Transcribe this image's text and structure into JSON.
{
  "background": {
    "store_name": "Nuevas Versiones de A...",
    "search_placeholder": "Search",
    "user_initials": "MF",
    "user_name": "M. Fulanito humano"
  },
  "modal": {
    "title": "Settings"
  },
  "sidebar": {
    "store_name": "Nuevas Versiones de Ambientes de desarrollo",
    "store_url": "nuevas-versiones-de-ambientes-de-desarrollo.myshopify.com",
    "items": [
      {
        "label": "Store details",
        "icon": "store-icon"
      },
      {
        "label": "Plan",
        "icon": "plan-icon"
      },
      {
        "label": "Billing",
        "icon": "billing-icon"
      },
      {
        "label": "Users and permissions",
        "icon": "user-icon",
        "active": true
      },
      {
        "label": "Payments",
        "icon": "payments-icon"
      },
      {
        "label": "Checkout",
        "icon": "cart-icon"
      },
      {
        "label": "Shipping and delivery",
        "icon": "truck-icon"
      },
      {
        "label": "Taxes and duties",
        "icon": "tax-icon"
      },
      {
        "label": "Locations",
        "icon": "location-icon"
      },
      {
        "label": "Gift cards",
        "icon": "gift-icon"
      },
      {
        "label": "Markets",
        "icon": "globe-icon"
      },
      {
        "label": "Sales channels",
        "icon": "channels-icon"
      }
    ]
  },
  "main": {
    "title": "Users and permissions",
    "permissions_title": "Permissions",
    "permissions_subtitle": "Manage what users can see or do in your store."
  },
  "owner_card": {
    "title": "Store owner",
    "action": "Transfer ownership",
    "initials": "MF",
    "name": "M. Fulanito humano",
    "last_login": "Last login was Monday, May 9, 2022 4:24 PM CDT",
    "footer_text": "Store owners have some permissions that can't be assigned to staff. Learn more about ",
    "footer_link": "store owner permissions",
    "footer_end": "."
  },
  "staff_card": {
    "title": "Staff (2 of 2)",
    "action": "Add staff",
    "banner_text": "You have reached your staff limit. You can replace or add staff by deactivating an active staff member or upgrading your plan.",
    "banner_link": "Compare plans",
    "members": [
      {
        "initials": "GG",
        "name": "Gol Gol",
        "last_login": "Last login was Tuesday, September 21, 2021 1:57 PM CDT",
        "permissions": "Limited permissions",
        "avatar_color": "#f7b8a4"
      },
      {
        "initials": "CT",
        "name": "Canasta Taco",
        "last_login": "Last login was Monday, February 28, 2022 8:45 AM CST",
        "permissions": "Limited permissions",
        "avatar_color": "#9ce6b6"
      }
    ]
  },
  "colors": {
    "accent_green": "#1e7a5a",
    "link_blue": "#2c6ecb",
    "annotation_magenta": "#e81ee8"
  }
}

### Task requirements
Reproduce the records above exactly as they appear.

### Result below
Transcribe this image's text and structure into JSON.
{
  "background": {
    "store_name": "Nuevas Versiones de A...",
    "search_placeholder": "Search",
    "user_initials": "MF",
    "user_name": "M. Fulanito humano"
  },
  "modal": {
    "title": "Settings"
  },
  "sidebar": {
    "store_name": "Nuevas Versiones de Ambientes de desarrollo",
    "store_url": "nuevas-versiones-de-ambientes-de-desarrollo.myshopify.com",
    "items": [
      {
        "label": "Store details",
        "icon": "store-icon"
      },
      {
        "label": "Plan",
        "icon": "plan-icon"
      },
      {
        "label": "Billing",
        "icon": "billing-icon"
      },
      {
        "label": "Users and permissions",
        "icon": "user-icon",
        "active": true
      },
      {
        "label": "Payments",
        "icon": "payments-icon"
      },
      {
        "label": "Checkout",
        "icon": "cart-icon"
      },
      {
        "label": "Shipping and delivery",
        "icon": "truck-icon"
      },
      {
        "label": "Taxes and duties",
        "icon": "tax-icon"
      },
      {
        "label": "Locations",
        "icon": "location-icon"
      },
      {
        "label": "Gift cards",
        "icon": "gift-icon"
      },
      {
        "label": "Markets",
        "icon": "globe-icon"
      },
      {
        "label": "Sales channels",
        "icon": "channels-icon"
      }
    ]
  },
  "main": {
    "title": "Users and permissions",
    "permissions_title": "Permissions",
    "permissions_subtitle": "Manage what users can see or do in your store."
  },
  "owner_card": {
    "title": "Store owner",
    "action": "Transfer ownership",
    "initials": "MF",
    "name": "M. Fulanito humano",
    "last_login": "Last login was Monday, May 9, 2022 4:24 PM CDT",
    "footer_text": "Store owners have some permissions that can't be assigned to staff. Learn more about ",
    "footer_link": "store owner permissions",
    "footer_end": "."
  },
  "staff_card": {
    "title": "Staff (2 of 2)",
    "action": "Add staff",
    "banner_text": "You have reached your staff limit. You can replace or add staff by deactivating an active staff member or upgrading your plan.",
    "banner_link": "Compare plans",
    "members": [
      {
        "initials": "GG",
        "name": "Gol Gol",
        "last_login": "Last login was Tuesday, September 21, 2021 1:57 PM CDT",
        "permissions": "Limited permissions",
        "avatar_color": "#f7b8a4"
      },
      {
        "initials": "CT",
        "name": "Canasta Taco",
        "last_login": "Last login was Monday, February 28, 2022 8:45 AM CST",
        "permissions": "Limited permissions",
        "avatar_color": "#9ce6b6"
      }
    ]
  },
  "colors": {
    "accent_green": "#1e7a5a",
    "link_blue": "#2c6ecb",
    "annotation_magenta": "#e81ee8"
  }
}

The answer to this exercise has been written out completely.